Sorry, this is mostly just common-sense mulling.
Could we have a close up of the signature please?
close up of signature attached
The signature and date look as if they have been applied in chalk or pastel: I wonder if the collection could confirm this, please. To pick up Merlin's point, they might well be later additions -- possibly not by the artist.
Wikipedia says "In 1890 he ... began to make pastel drawings in a style influenced by that of James McNeill Whistler."
So a pastel signature on an '89 oil does not rule out Pryde as the signatory. Also it looks 'dashed off', so handwriting in pastel might be expected to differ from that in paint due to the altered grip.
Compare the P, y and 9 on https://artuk.org/discover/artworks/cartouche-23311, which can be enlarged well enough.
There are a couple of 'Pryde' pastels on the web, one via The Saleroom website and one on Wikimedia Commons, from a Christie's sale. They both have very different signatures to the Paisley painting. As in Cartouche the 'd' in both is particularly prominent.
Possibly an examination of London exhibition catalogues of 1889-90 may help on this problem - such as the 1889 Grosvenor Gallery pastel exhibition
Pryde exhibited a pastel in the 'Second Pastel Exhibition' at the Grosvenor Gallery in 1889
193 A Study
from 10 Fettes Row, Edinburgh
By 1890 he has moved to London - Weldon House, Centre Park , Upper Norwood
he exhibited 'Little girl in black' as no 354 in the First Exhibition of the Society of British Pastellists in the Grosvenor Gallery
Confusingly there were two pastel exhibitions at the Grosvenor Gallery before the foundation of the Society
He exhibited another pastel in 1892 as no 583 at the Glasgow Institute of Fine Arts
I have not yet checked the RSA and RA exhibitions
However, I feel that it is very likely that Pryde executed this pastel
Am I missing something? The Art UK information says this is a work in oil on canvas.
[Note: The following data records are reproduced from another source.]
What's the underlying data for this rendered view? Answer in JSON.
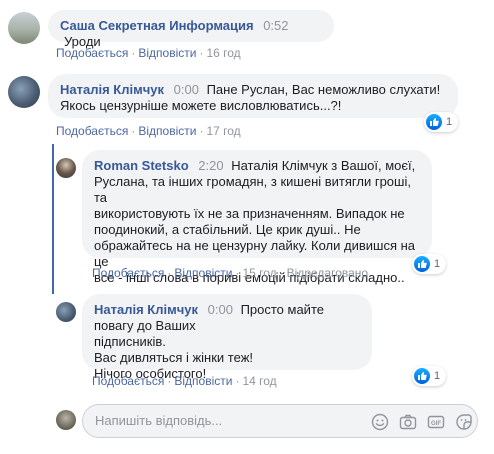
{
  "comments": [
    {
      "author": "Саша Секретная Информация",
      "time": "0:52",
      "text": "Уроди",
      "like_label": "Подобається",
      "reply_label": "Відповісти",
      "age": "16 год"
    },
    {
      "author": "Наталія Клімчук",
      "time": "0:00",
      "text_line1": "Пане Руслан, Вас неможливо слухати!",
      "text_line2": "Якось цензурніше можете висловлюватись...?!",
      "like_label": "Подобається",
      "reply_label": "Відповісти",
      "age": "17 год",
      "reactions": "1"
    },
    {
      "author": "Roman Stetsko",
      "time": "2:20",
      "lines": [
        "Наталія Клімчук з Вашої, моєї,",
        "Руслана, та інших громадян, з кишені витягли гроші, та",
        "використовують їх не за призначенням. Випадок не",
        "поодинокий, а стабільний. Це крик душі.. Не",
        "ображайтесь на не цензурну лайку. Коли дивишся на це",
        "все - інші слова в пориві емоцій підібрати складно.."
      ],
      "like_label": "Подобається",
      "reply_label": "Відповісти",
      "age": "15 год",
      "edited": "Відредаговано",
      "reactions": "1"
    },
    {
      "author": "Наталія Клімчук",
      "time": "0:00",
      "lines": [
        "Просто майте повагу до Ваших",
        "підписників.",
        "Вас дивляться і жінки теж!",
        "Нічого особистого!"
      ],
      "like_label": "Подобається",
      "reply_label": "Відповісти",
      "age": "14 год",
      "reactions": "1"
    }
  ],
  "reply_box": {
    "placeholder": "Напишіть відповідь...",
    "icons": [
      "smiley-icon",
      "camera-icon",
      "gif-icon",
      "sticker-icon"
    ]
  },
  "colors": {
    "author": "#385898",
    "link": "#4b67a1",
    "bubble": "#f2f3f5",
    "thread_line": "#4267b2",
    "like_blue": "#1877f2"
  }
}
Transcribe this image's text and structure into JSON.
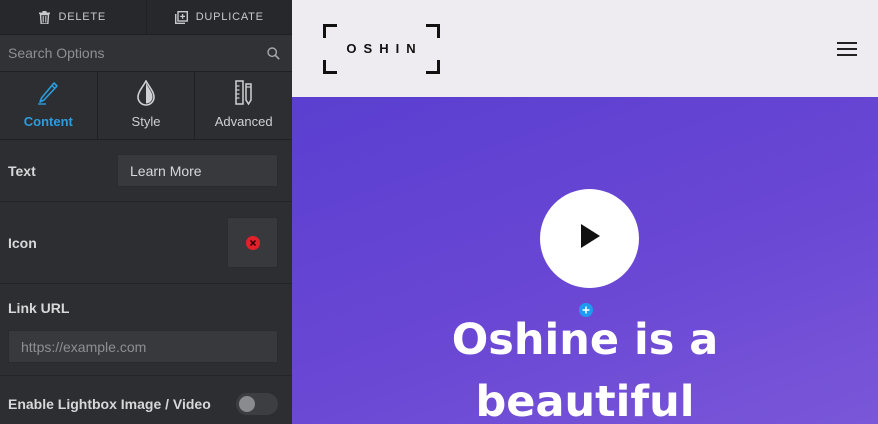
{
  "toolbar": {
    "delete_label": "DELETE",
    "duplicate_label": "DUPLICATE",
    "delete_icon": "trash-icon",
    "duplicate_icon": "duplicate-icon"
  },
  "search": {
    "placeholder": "Search Options",
    "icon": "search-icon"
  },
  "tabs": [
    {
      "label": "Content",
      "icon": "pencil-icon",
      "active": true
    },
    {
      "label": "Style",
      "icon": "drop-icon",
      "active": false
    },
    {
      "label": "Advanced",
      "icon": "ruler-icon",
      "active": false
    }
  ],
  "fields": {
    "text": {
      "label": "Text",
      "value": "Learn More"
    },
    "icon": {
      "label": "Icon",
      "remove_icon": "remove-icon"
    },
    "link": {
      "label": "Link URL",
      "placeholder": "https://example.com"
    },
    "lightbox": {
      "label": "Enable Lightbox Image / Video",
      "enabled": false
    }
  },
  "preview": {
    "logo_text": "OSHIN",
    "menu_icon": "hamburger-menu-icon",
    "play_icon": "play-icon",
    "add_icon": "plus-icon",
    "hero_line1": "Oshine is a",
    "hero_line2": "beautiful"
  },
  "colors": {
    "accent": "#2a9de0",
    "hero_bg": "#5e42d2",
    "remove": "#e4202a"
  }
}
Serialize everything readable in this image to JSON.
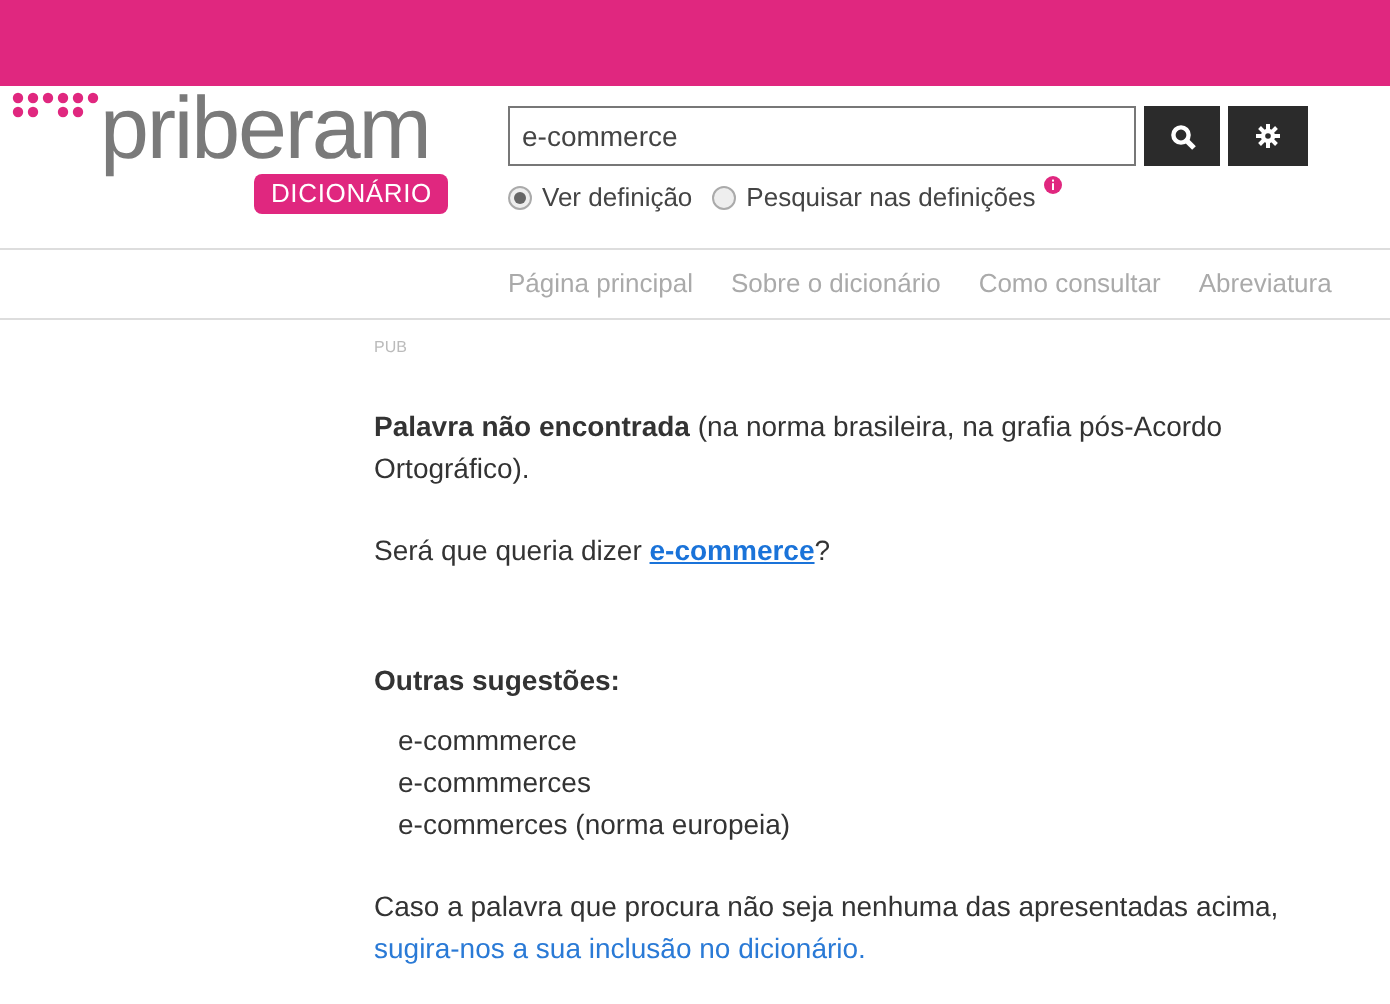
{
  "logo": {
    "name": "priberam",
    "badge": "DICIONÁRIO"
  },
  "search": {
    "value": "e-commerce"
  },
  "search_modes": [
    {
      "label": "Ver definição",
      "selected": true
    },
    {
      "label": "Pesquisar nas definições",
      "selected": false
    }
  ],
  "nav": [
    "Página principal",
    "Sobre o dicionário",
    "Como consultar",
    "Abreviatura"
  ],
  "ad_label": "PUB",
  "not_found": "**Palavra não encontrada** (na norma brasileira, na grafia pós-Acordo Ortográfico).",
  "did_you_mean": {
    "prefix": "Será que queria dizer ",
    "link": "e-commerce",
    "suffix": "?"
  },
  "suggestions_title": "Outras sugestões:",
  "suggestions": [
    "e-commmerce",
    "e-commmerces",
    "e-commerces (norma europeia)"
  ],
  "footer": {
    "text": "Caso a palavra que procura não seja nenhuma das apresentadas acima, ",
    "link": "sugira-nos a sua inclusão no dicionário."
  }
}
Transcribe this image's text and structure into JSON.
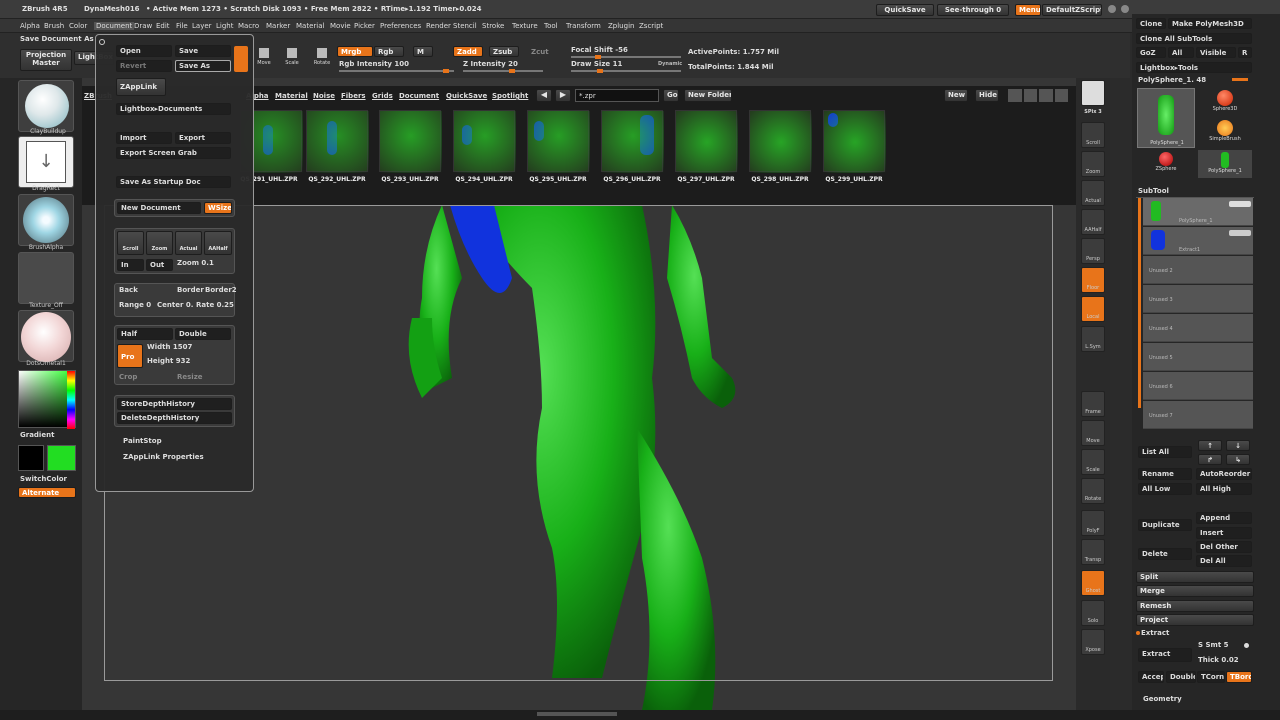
{
  "titlebar": {
    "app": "ZBrush 4R5",
    "mesh": "DynaMesh016",
    "stats": "• Active Mem 1273 • Scratch Disk 1093 • Free Mem 2822 • RTime▸1.192 Timer▸0.024",
    "quicksave": "QuickSave",
    "seethrough": "See-through  0",
    "menus": "Menus",
    "script": "DefaultZScript"
  },
  "menubar": [
    "Alpha",
    "Brush",
    "Color",
    "Document",
    "Draw",
    "Edit",
    "File",
    "Layer",
    "Light",
    "Macro",
    "Marker",
    "Material",
    "Movie",
    "Picker",
    "Preferences",
    "Render",
    "Stencil",
    "Stroke",
    "Texture",
    "Tool",
    "Transform",
    "Zplugin",
    "Zscript"
  ],
  "toolbar": {
    "save_document": "Save Document  As",
    "projection_master": "Projection Master",
    "lightbox": "LightBox",
    "move": "Move",
    "scale": "Scale",
    "rotate": "Rotate",
    "mrgb": "Mrgb",
    "rgb": "Rgb",
    "m": "M",
    "zadd": "Zadd",
    "zsub": "Zsub",
    "zcut": "Zcut",
    "rgb_intensity": "Rgb Intensity 100",
    "z_intensity": "Z Intensity 20",
    "focal_shift": "Focal Shift -56",
    "draw_size": "Draw Size 11",
    "dynamic": "Dynamic",
    "active_points": "ActivePoints: 1.757  Mil",
    "total_points": "TotalPoints: 1.844  Mil"
  },
  "leftshelf": {
    "brush": "ClayBuildup",
    "stroke": "DragRect",
    "alpha": "BrushAlpha",
    "texture": "Texture_Off",
    "material": "DotsOmetal1",
    "gradient": "Gradient",
    "switchcolor": "SwitchColor",
    "alternate": "Alternate"
  },
  "lightbox": {
    "tabs": [
      "ZBrush",
      "Alpha",
      "Material",
      "Noise",
      "Fibers",
      "Grids",
      "Document",
      "QuickSave",
      "Spotlight"
    ],
    "search": "*.zpr",
    "go": "Go",
    "new_folder": "New Folder",
    "new": "New",
    "hide": "Hide",
    "thumbs": [
      "QS_291_UHL.ZPR",
      "QS_292_UHL.ZPR",
      "QS_293_UHL.ZPR",
      "QS_294_UHL.ZPR",
      "QS_295_UHL.ZPR",
      "QS_296_UHL.ZPR",
      "QS_297_UHL.ZPR",
      "QS_298_UHL.ZPR",
      "QS_299_UHL.ZPR"
    ]
  },
  "filemenu": {
    "open": "Open",
    "save": "Save",
    "revert": "Revert",
    "save_as": "Save As",
    "zapplink": "ZAppLink",
    "lightbox_documents": "Lightbox▸Documents",
    "import": "Import",
    "export": "Export",
    "export_screen_grab": "Export Screen Grab",
    "save_startup": "Save As Startup Doc",
    "new_document": "New Document",
    "wsize": "WSize",
    "scroll": "Scroll",
    "zoom": "Zoom",
    "actual": "Actual",
    "aahalf": "AAHalf",
    "in": "In",
    "out": "Out",
    "zoom_value": "Zoom 0.1",
    "back": "Back",
    "border": "Border",
    "border2": "Border2",
    "range": "Range 0",
    "center": "Center 0.",
    "rate": "Rate 0.25",
    "half": "Half",
    "double": "Double",
    "pro": "Pro",
    "width": "Width 1507",
    "height": "Height 932",
    "crop": "Crop",
    "resize": "Resize",
    "store_depth": "StoreDepthHistory",
    "delete_depth": "DeleteDepthHistory",
    "paintstop": "PaintStop",
    "zapplink_props": "ZAppLink Properties"
  },
  "rightshelf": [
    "SPix 3",
    "Scroll",
    "Zoom",
    "Actual",
    "AAHalf",
    "Persp",
    "Floor",
    "Local",
    "L.Sym",
    "Frame",
    "Move",
    "Scale",
    "Rotate",
    "PolyF",
    "Transp",
    "Ghost",
    "Solo",
    "Xpose"
  ],
  "toolpanel": {
    "clone": "Clone",
    "make_polymesh": "Make PolyMesh3D",
    "clone_all": "Clone All SubTools",
    "goz": "GoZ",
    "all": "All",
    "visible": "Visible",
    "r": "R",
    "lightbox_tools": "Lightbox▸Tools",
    "current_tool": "PolySphere_1. 48",
    "tool_polysphere": "PolySphere_1",
    "tool_sphere3d": "Sphere3D",
    "tool_simplebrush": "SimpleBrush",
    "tool_zsphere": "ZSphere",
    "tool_polysphere2": "PolySphere_1",
    "subtool": "SubTool",
    "layers": [
      "PolySphere_1",
      "Extract1",
      "Unused 2",
      "Unused 3",
      "Unused 4",
      "Unused 5",
      "Unused 6",
      "Unused 7"
    ],
    "list_all": "List All",
    "rename": "Rename",
    "autoreorder": "AutoReorder",
    "all_low": "All Low",
    "all_high": "All High",
    "duplicate": "Duplicate",
    "append": "Append",
    "insert": "Insert",
    "delete": "Delete",
    "del_other": "Del Other",
    "del_all": "Del All",
    "split": "Split",
    "merge": "Merge",
    "remesh": "Remesh",
    "project": "Project",
    "extract_header": "Extract",
    "extract_btn": "Extract",
    "smt": "S Smt 5",
    "thick": "Thick 0.02",
    "accept": "Accept",
    "double": "Double",
    "tcorner": "TCorne",
    "tborder": "TBord",
    "geometry": "Geometry"
  },
  "colors": {
    "accent": "#e8741a",
    "model_green": "#1fb81f",
    "model_blue": "#1133dd",
    "primary_color": "#22dd22"
  }
}
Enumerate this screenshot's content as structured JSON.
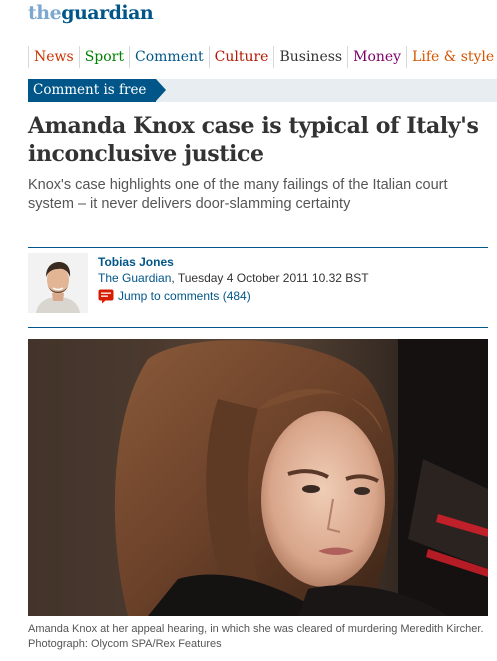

Above, Richard thought that the signature looks like chalk or pastel. The enlarged image, and Pryde's move into pastel around the same date, makes this a distinct possibility. However it is perfectly possible to lay down pastel on dry oil.
What is the evidence for the whole painting being a pastel work? What is the source of the Art UK information?
To clear this up, I think the collection should be asked to (metaphorically!) run a finger over the work *and* the signature.
The collection has kindly checked this work. It is not an oil. It is recorded in the collection's inventory as a watercolour, possibly in error. Visually, it appears to be pastel or chalk on paper – the same medium as the signature.
The date 1859 must be wrong stylistically - perhaps misread - 1889 is much more likely
I think this might be a good one to wrap up. We've established the date is not 1859, but is 1889. Correction of the medium on Art UK is needed. It is not an oil, rather it is a work on paper, probably a pastel (and since works on paper now feature in Art UK it is a discussion that is appropriate).
James Pryde (1866-1941) has been suggested as the artist and this seems like a possible attribution. But others with expertise on the artist have doubted it. The work seems akin to other pastels by Pryde featuring children. See Geranium Baby http://www.artnet.com/artists/james-ferrier-pryde/geranium-baby-BhkUH2cHwFTko_TJRdUwfg2 and Young Girl Seated
The dating also fits. As Martin noted a year ago, Pryde came to attention in London with a work in pastel, of a child, seen at the Grosvenor Gallery in 1890. The signature, which bears some similarity to that of Pryde, but perhaps not enough, might have been added later. If no one has any further comments, I recommend this discussion is closed as inconclusive, although if there were support for a tentative attribution to Pryde that might well be added.
There is a closely similar style of signature on this other work by James Ferrier Pryde: